A small starter stereo had been installed for some basic entertainment, but as the truck improved, the fledgling sound system had to go. Beginning with Dynamat in the doors, the current component mix uses a pair of Audiobahn amplifiers totaling 2,200 watts, with the larger 1,500-watt unit powering the pair of 10-inch Audiobahn subs and the second 500-watt amp energizing the front stage. The 6-1/2-inch separates, mids, and highs in the doors are augmented by the 4x6-inch coaxial speakers in the upper dash location. Controlling the sounds is a Kenwood 817 head unit. Below the head unit, Stephen added the MIC Hi Flow billet aluminum control panel that holds individual switches and gauges for each airbag. The polished Colorado Custom wheel keeps him in close touch with his truck, and the matching Trenz billet accents around the interior continue the theme. Even the dashboard got the hot-lick treatment, with subtle flames painted on the gauges. Wrapping up the interior, Addison replaced the original bench seat, choosing buckets from a '96 Blazer and rejuvenating them with silver and dark-gray Katzkin covers.

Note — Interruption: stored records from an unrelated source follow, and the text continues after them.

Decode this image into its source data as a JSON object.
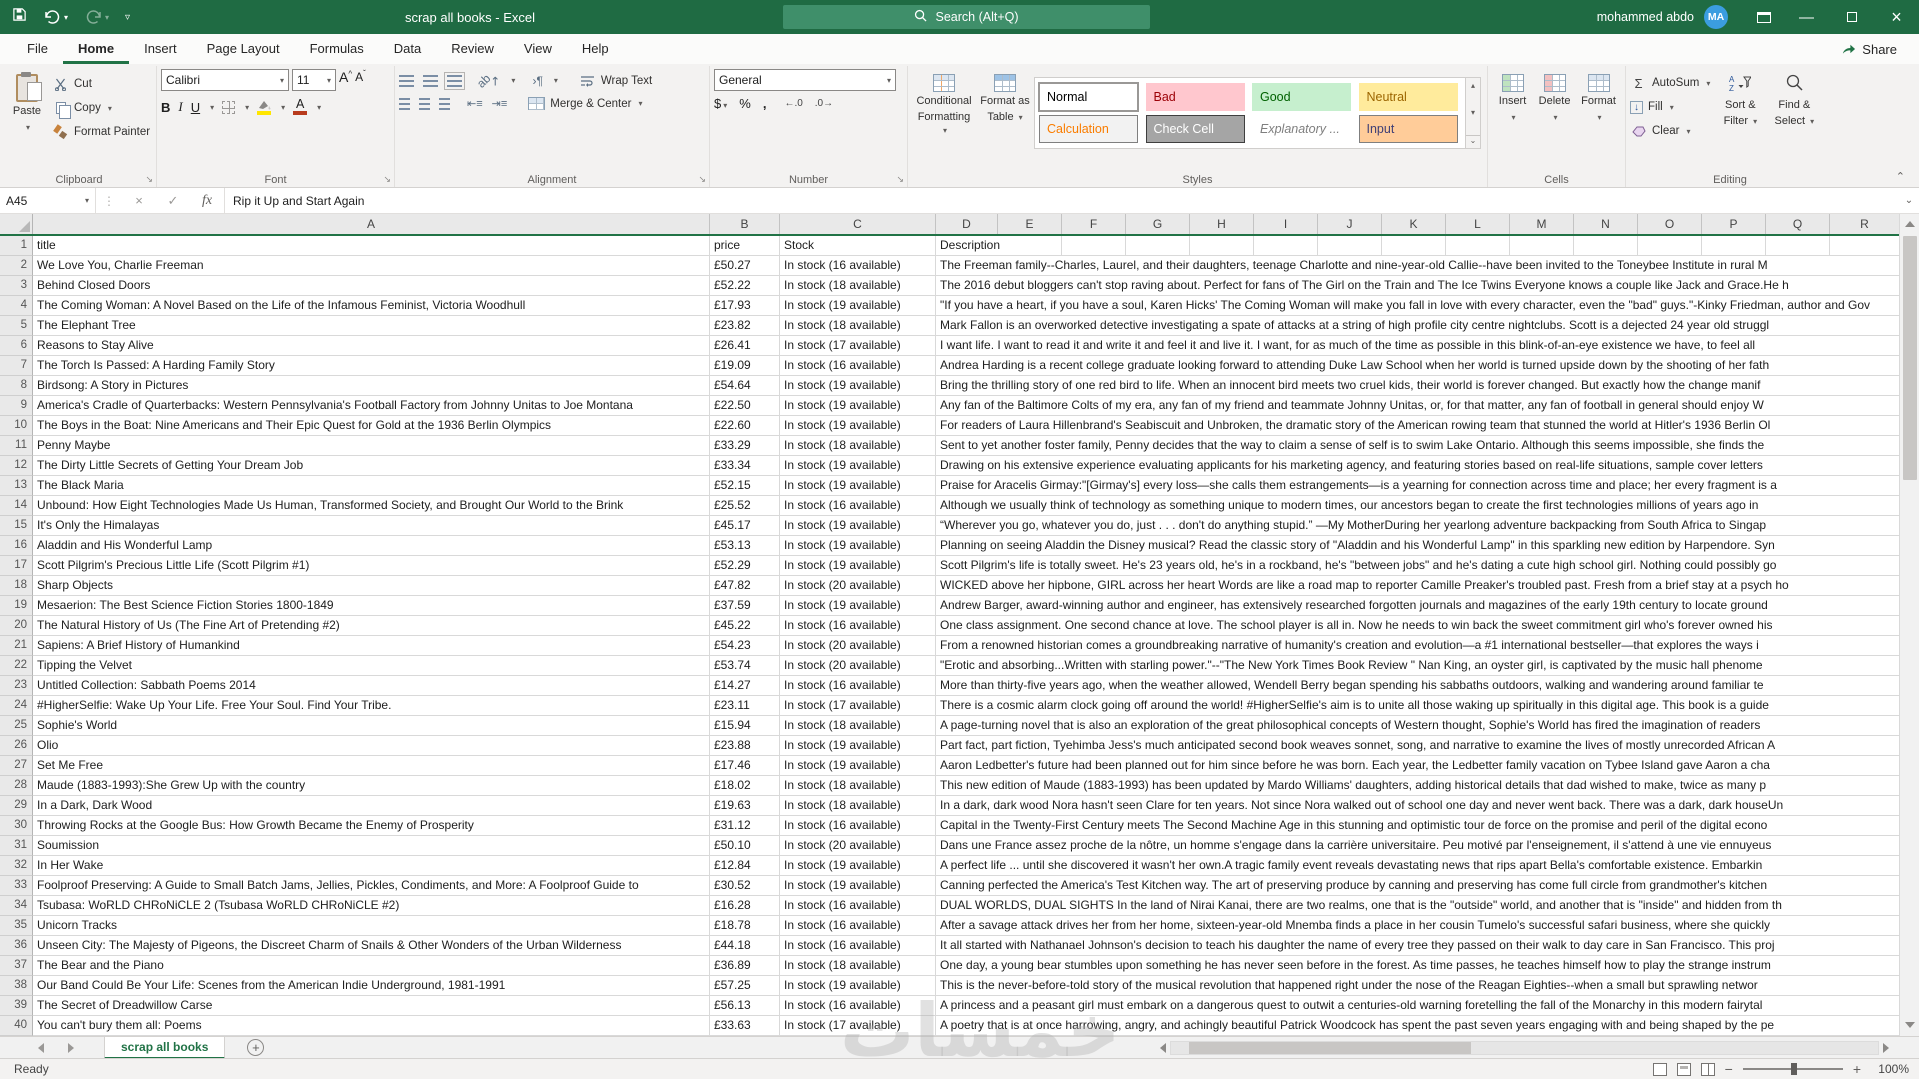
{
  "colors": {
    "accent": "#217346",
    "titlebar_green": "#1f6b43",
    "search_green": "#3f8f6a",
    "avatar_blue": "#3b9de0",
    "fill_bar_yellow": "#ffe600",
    "font_color_bar": "#b83b1d",
    "gridline": "#d9d9d9"
  },
  "icons": {
    "caret": "▾",
    "launcher": "↘",
    "check": "✓",
    "close": "×",
    "minimize": "—",
    "dots": "⋮",
    "up": "▴",
    "down": "▾",
    "more": "⌄",
    "plus": "+",
    "paragraph": "¶",
    "sigma": "Σ",
    "expand": "⌄",
    "fill_arrow": "↓",
    "az_a": "A",
    "az_z": "Z"
  },
  "titlebar": {
    "title": "scrap all books - Excel",
    "search_placeholder": "Search (Alt+Q)",
    "user": "mohammed abdo",
    "avatar_initials": "MA"
  },
  "menu": {
    "tabs": [
      "File",
      "Home",
      "Insert",
      "Page Layout",
      "Formulas",
      "Data",
      "Review",
      "View",
      "Help"
    ],
    "active": "Home",
    "share": "Share"
  },
  "ribbon": {
    "clipboard": {
      "label": "Clipboard",
      "paste": "Paste",
      "cut": "Cut",
      "copy": "Copy",
      "format_painter": "Format Painter"
    },
    "font": {
      "label": "Font",
      "family": "Calibri",
      "size": "11",
      "bold": "B",
      "italic": "I",
      "underline": "U",
      "grow": "A",
      "shrink": "A",
      "color_a": "A",
      "ab": "ab"
    },
    "alignment": {
      "label": "Alignment",
      "wrap": "Wrap Text",
      "merge": "Merge & Center"
    },
    "number": {
      "label": "Number",
      "format": "General",
      "currency": "$",
      "percent": "%",
      "comma": ",",
      "inc": "←.0",
      "dec": ".0→"
    },
    "styles": {
      "label": "Styles",
      "conditional_1": "Conditional",
      "conditional_2": "Formatting",
      "format_table_1": "Format as",
      "format_table_2": "Table",
      "chips": [
        {
          "label": "Normal",
          "bg": "#ffffff",
          "color": "#000000",
          "border": "#ababab",
          "selected": true
        },
        {
          "label": "Calculation",
          "bg": "#f2f2f2",
          "color": "#fa7d00",
          "border": "#7f7f7f"
        },
        {
          "label": "Bad",
          "bg": "#ffc7ce",
          "color": "#9c0006"
        },
        {
          "label": "Check Cell",
          "bg": "#a5a5a5",
          "color": "#ffffff",
          "border": "#3f3f3f"
        },
        {
          "label": "Good",
          "bg": "#c6efce",
          "color": "#006100"
        },
        {
          "label": "Explanatory ...",
          "bg": "#ffffff",
          "color": "#7f7f7f",
          "italic": true
        },
        {
          "label": "Neutral",
          "bg": "#ffeb9c",
          "color": "#9c6500"
        },
        {
          "label": "Input",
          "bg": "#ffcc99",
          "color": "#3f3f76",
          "border": "#7f7f7f"
        }
      ]
    },
    "cells": {
      "label": "Cells",
      "insert": "Insert",
      "delete": "Delete",
      "format": "Format"
    },
    "editing": {
      "label": "Editing",
      "autosum": "AutoSum",
      "fill": "Fill",
      "clear": "Clear",
      "sort_1": "Sort &",
      "sort_2": "Filter",
      "find_1": "Find &",
      "find_2": "Select"
    }
  },
  "formula_bar": {
    "name_box": "A45",
    "fx": "fx",
    "value": "Rip it Up and Start Again"
  },
  "grid": {
    "col_letters": [
      "A",
      "B",
      "C",
      "D",
      "E",
      "F",
      "G",
      "H",
      "I",
      "J",
      "K",
      "L",
      "M",
      "N",
      "O",
      "P",
      "Q",
      "R"
    ],
    "header_row": {
      "n": 1,
      "title": "title",
      "price": "price",
      "stock": "Stock",
      "desc": "Description"
    },
    "rows": [
      {
        "n": 2,
        "title": "We Love You, Charlie Freeman",
        "price": "£50.27",
        "stock": "In stock (16 available)",
        "desc": "The Freeman family--Charles, Laurel, and their daughters, teenage Charlotte and nine-year-old Callie--have been invited to the Toneybee Institute in rural M"
      },
      {
        "n": 3,
        "title": "Behind Closed Doors",
        "price": "£52.22",
        "stock": "In stock (18 available)",
        "desc": "The 2016 debut bloggers can't stop raving about. Perfect for fans of The Girl on the Train and The Ice Twins Everyone knows a couple like Jack and Grace.He h"
      },
      {
        "n": 4,
        "title": "The Coming Woman: A Novel Based on the Life of the Infamous Feminist, Victoria Woodhull",
        "price": "£17.93",
        "stock": "In stock (19 available)",
        "desc": "\"If you have a heart, if you have a soul, Karen Hicks' The Coming Woman will make you fall in love with every character, even the \"bad\" guys.\"-Kinky Friedman, author and Gov"
      },
      {
        "n": 5,
        "title": "The Elephant Tree",
        "price": "£23.82",
        "stock": "In stock (18 available)",
        "desc": "Mark Fallon is an overworked detective investigating a spate of attacks at a string of high profile city centre nightclubs. Scott is a dejected 24 year old struggl"
      },
      {
        "n": 6,
        "title": "Reasons to Stay Alive",
        "price": "£26.41",
        "stock": "In stock (17 available)",
        "desc": "I want life. I want to read it and write it and feel it and live it. I want, for as much of the time as possible in this blink-of-an-eye existence we have, to feel all"
      },
      {
        "n": 7,
        "title": "The Torch Is Passed: A Harding Family Story",
        "price": "£19.09",
        "stock": "In stock (16 available)",
        "desc": "Andrea Harding is a recent college graduate looking forward to attending Duke Law School when her world is turned upside down by the shooting of her fath"
      },
      {
        "n": 8,
        "title": "Birdsong: A Story in Pictures",
        "price": "£54.64",
        "stock": "In stock (19 available)",
        "desc": "Bring the thrilling story of one red bird to life. When an innocent bird meets two cruel kids, their world is forever changed. But exactly how the change manif"
      },
      {
        "n": 9,
        "title": "America's Cradle of Quarterbacks: Western Pennsylvania's Football Factory from Johnny Unitas to Joe Montana",
        "price": "£22.50",
        "stock": "In stock (19 available)",
        "desc": "Any fan of the Baltimore Colts of my era, any fan of my friend and teammate Johnny Unitas, or, for that matter, any fan of football in general should enjoy W"
      },
      {
        "n": 10,
        "title": "The Boys in the Boat: Nine Americans and Their Epic Quest for Gold at the 1936 Berlin Olympics",
        "price": "£22.60",
        "stock": "In stock (19 available)",
        "desc": "For readers of Laura Hillenbrand's Seabiscuit and Unbroken, the dramatic story of the American rowing team that stunned the world at Hitler's 1936 Berlin Ol"
      },
      {
        "n": 11,
        "title": "Penny Maybe",
        "price": "£33.29",
        "stock": "In stock (18 available)",
        "desc": "Sent to yet another foster family, Penny decides that the way to claim a sense of self is to swim Lake Ontario. Although this seems impossible, she finds the"
      },
      {
        "n": 12,
        "title": "The Dirty Little Secrets of Getting Your Dream Job",
        "price": "£33.34",
        "stock": "In stock (19 available)",
        "desc": "Drawing on his extensive experience evaluating applicants for his marketing agency, and featuring stories based on real-life situations, sample cover letters"
      },
      {
        "n": 13,
        "title": "The Black Maria",
        "price": "£52.15",
        "stock": "In stock (19 available)",
        "desc": "Praise for Aracelis Girmay:\"[Girmay's] every loss—she calls them estrangements—is a yearning for connection across time and place; her every fragment is a"
      },
      {
        "n": 14,
        "title": "Unbound: How Eight Technologies Made Us Human, Transformed Society, and Brought Our World to the Brink",
        "price": "£25.52",
        "stock": "In stock (16 available)",
        "desc": "Although we usually think of technology as something unique to modern times, our ancestors began to create the first technologies millions of years ago in"
      },
      {
        "n": 15,
        "title": "It's Only the Himalayas",
        "price": "£45.17",
        "stock": "In stock (19 available)",
        "desc": "“Wherever you go, whatever you do, just . . . don't do anything stupid.” —My MotherDuring her yearlong adventure backpacking from South Africa to Singap"
      },
      {
        "n": 16,
        "title": "Aladdin and His Wonderful Lamp",
        "price": "£53.13",
        "stock": "In stock (19 available)",
        "desc": "Planning on seeing Aladdin the Disney musical? Read the classic story of \"Aladdin and his Wonderful Lamp\" in this sparkling new edition by Harpendore. Syn"
      },
      {
        "n": 17,
        "title": "Scott Pilgrim's Precious Little Life (Scott Pilgrim #1)",
        "price": "£52.29",
        "stock": "In stock (19 available)",
        "desc": "Scott Pilgrim's life is totally sweet. He's 23 years old, he's in a rockband, he's \"between jobs\" and he's dating a cute high school girl. Nothing could possibly go"
      },
      {
        "n": 18,
        "title": "Sharp Objects",
        "price": "£47.82",
        "stock": "In stock (20 available)",
        "desc": "WICKED above her hipbone, GIRL across her heart Words are like a road map to reporter Camille Preaker's troubled past. Fresh from a brief stay at a psych ho"
      },
      {
        "n": 19,
        "title": "Mesaerion: The Best Science Fiction Stories 1800-1849",
        "price": "£37.59",
        "stock": "In stock (19 available)",
        "desc": "Andrew Barger, award-winning author and engineer, has extensively researched forgotten journals and magazines of the early 19th century to locate ground"
      },
      {
        "n": 20,
        "title": "The Natural History of Us (The Fine Art of Pretending #2)",
        "price": "£45.22",
        "stock": "In stock (16 available)",
        "desc": "One class assignment. One second chance at love. The school player is all in. Now he needs to win back the sweet commitment girl who's forever owned his"
      },
      {
        "n": 21,
        "title": "Sapiens: A Brief History of Humankind",
        "price": "£54.23",
        "stock": "In stock (20 available)",
        "desc": "From a renowned historian comes a groundbreaking narrative of humanity's creation and evolution—a #1 international bestseller—that explores the ways i"
      },
      {
        "n": 22,
        "title": "Tipping the Velvet",
        "price": "£53.74",
        "stock": "In stock (20 available)",
        "desc": "\"Erotic and absorbing...Written with starling power.\"--\"The New York Times Book Review \" Nan King, an oyster girl, is captivated by the music hall phenome"
      },
      {
        "n": 23,
        "title": "Untitled Collection: Sabbath Poems 2014",
        "price": "£14.27",
        "stock": "In stock (16 available)",
        "desc": "More than thirty-five years ago, when the weather allowed, Wendell Berry began spending his sabbaths outdoors, walking and wandering around familiar te"
      },
      {
        "n": 24,
        "title": "#HigherSelfie: Wake Up Your Life. Free Your Soul. Find Your Tribe.",
        "price": "£23.11",
        "stock": "In stock (17 available)",
        "desc": "There is a cosmic alarm clock going off around the world! #HigherSelfie's aim is to unite all those waking up spiritually in this digital age. This book is a guide"
      },
      {
        "n": 25,
        "title": "Sophie's World",
        "price": "£15.94",
        "stock": "In stock (18 available)",
        "desc": "A page-turning novel that is also an exploration of the great philosophical concepts of Western thought, Sophie's World has fired the imagination of readers"
      },
      {
        "n": 26,
        "title": "Olio",
        "price": "£23.88",
        "stock": "In stock (19 available)",
        "desc": "Part fact, part fiction, Tyehimba Jess's much anticipated second book weaves sonnet, song, and narrative to examine the lives of mostly unrecorded African A"
      },
      {
        "n": 27,
        "title": "Set Me Free",
        "price": "£17.46",
        "stock": "In stock (19 available)",
        "desc": "Aaron Ledbetter's future had been planned out for him since before he was born. Each year, the Ledbetter family vacation on Tybee Island gave Aaron a cha"
      },
      {
        "n": 28,
        "title": "Maude (1883-1993):She Grew Up with the country",
        "price": "£18.02",
        "stock": "In stock (18 available)",
        "desc": "This new edition of Maude (1883-1993) has been updated by Mardo Williams' daughters, adding historical details that dad wished to make, twice as many p"
      },
      {
        "n": 29,
        "title": "In a Dark, Dark Wood",
        "price": "£19.63",
        "stock": "In stock (18 available)",
        "desc": "In a dark, dark wood Nora hasn't seen Clare for ten years. Not since Nora walked out of school one day and never went back. There was a dark, dark houseUn"
      },
      {
        "n": 30,
        "title": "Throwing Rocks at the Google Bus: How Growth Became the Enemy of Prosperity",
        "price": "£31.12",
        "stock": "In stock (16 available)",
        "desc": "Capital in the Twenty-First Century meets The Second Machine Age in this stunning and optimistic tour de force on the promise and peril of the digital econo"
      },
      {
        "n": 31,
        "title": "Soumission",
        "price": "£50.10",
        "stock": "In stock (20 available)",
        "desc": "Dans une France assez proche de la nôtre, un homme s'engage dans la carrière universitaire. Peu motivé par l'enseignement, il s'attend à une vie ennuyeus"
      },
      {
        "n": 32,
        "title": "In Her Wake",
        "price": "£12.84",
        "stock": "In stock (19 available)",
        "desc": "A perfect life ... until she discovered it wasn't her own.A tragic family event reveals devastating news that rips apart Bella's comfortable existence. Embarkin"
      },
      {
        "n": 33,
        "title": "Foolproof Preserving: A Guide to Small Batch Jams, Jellies, Pickles, Condiments, and More: A Foolproof Guide to",
        "price": "£30.52",
        "stock": "In stock (19 available)",
        "desc": "Canning perfected the America's Test Kitchen way. The art of preserving produce by canning and preserving has come full circle from grandmother's kitchen"
      },
      {
        "n": 34,
        "title": "Tsubasa: WoRLD CHRoNiCLE 2 (Tsubasa WoRLD CHRoNiCLE #2)",
        "price": "£16.28",
        "stock": "In stock (16 available)",
        "desc": "DUAL WORLDS, DUAL SIGHTS In the land of Nirai Kanai, there are two realms, one that is the \"outside\" world, and another that is \"inside\" and hidden from th"
      },
      {
        "n": 35,
        "title": "Unicorn Tracks",
        "price": "£18.78",
        "stock": "In stock (16 available)",
        "desc": "After a savage attack drives her from her home, sixteen-year-old Mnemba finds a place in her cousin Tumelo's successful safari business, where she quickly"
      },
      {
        "n": 36,
        "title": "Unseen City: The Majesty of Pigeons, the Discreet Charm of Snails & Other Wonders of the Urban Wilderness",
        "price": "£44.18",
        "stock": "In stock (16 available)",
        "desc": "It all started with Nathanael Johnson's decision to teach his daughter the name of every tree they passed on their walk to day care in San Francisco. This proj"
      },
      {
        "n": 37,
        "title": "The Bear and the Piano",
        "price": "£36.89",
        "stock": "In stock (18 available)",
        "desc": "One day, a young bear stumbles upon something he has never seen before in the forest. As time passes, he teaches himself how to play the strange instrum"
      },
      {
        "n": 38,
        "title": "Our Band Could Be Your Life: Scenes from the American Indie Underground, 1981-1991",
        "price": "£57.25",
        "stock": "In stock (19 available)",
        "desc": "This is the never-before-told story of the musical revolution that happened right under the nose of the Reagan Eighties--when a small but sprawling networ"
      },
      {
        "n": 39,
        "title": "The Secret of Dreadwillow Carse",
        "price": "£56.13",
        "stock": "In stock (16 available)",
        "desc": "A princess and a peasant girl must embark on a dangerous quest to outwit a centuries-old warning foretelling the fall of the Monarchy in this modern fairytal"
      },
      {
        "n": 40,
        "title": "You can't bury them all: Poems",
        "price": "£33.63",
        "stock": "In stock (17 available)",
        "desc": "A poetry that is at once harrowing, angry, and achingly beautiful Patrick Woodcock has spent the past seven years engaging with and being shaped by the pe"
      }
    ]
  },
  "sheet_bar": {
    "active_tab": "scrap all books"
  },
  "status_bar": {
    "status": "Ready",
    "zoom": "100%"
  },
  "watermark": "خمسات"
}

Under the hood, several different accessories from Trenz and Cool Flex add a little dazzle to the engine room. The 2.2L four-cylinder benefits from a Sport Truck Specialties air intake fitted with a K&N filter, along with a Flowmaster exhaust. Lots of underhood accessories were painted to match the Deep Metallic Red exterior. Chet at Florida Street Dreams handled the spray gun chores, accenting the new red hue with silver flames outlined in bronze. The interesting flame pattern starts at the hood, then travels along the sides and top of the tonneau cover for a dramatic bird's-eye view. A whole new set of flames heats up the area under the hood. Boyd Coddington 18-inch wheels wrapped in Kumho tires complete the exterior.
The truck has now advanced to show status only and sees the road just a few times each month. Looking back, Stephen remembers all the good parts as well as a few of the calamities as well. In addition to the frame problems and transmission failure, the rear pan was damaged while rolling too low and the door was ripped off in an accident. It was a challenge for a while as to whether or not he would even keep the truck. Now that everything is sorted out, however, Stephen plans to enjoy his first custom truck for quite some time. Future mods call for a set of 20-inch rims and regular ongoing changes. Right now he is happy that his luck has changed, everything is together, and he is able to thoroughly enjoy the completed vehicle. Great trucks don't occur in a vacuum, so special thanks go to Stephen's wife Emily, Mom and Dad, Ryan, Matt, Tristan, Chet, Dave, Stro, Danny, Garr, Bobby, Cliff, Tommy, Sam, John, Randy, Mark, Jon, Scott, Jason, Mark, and Jeff.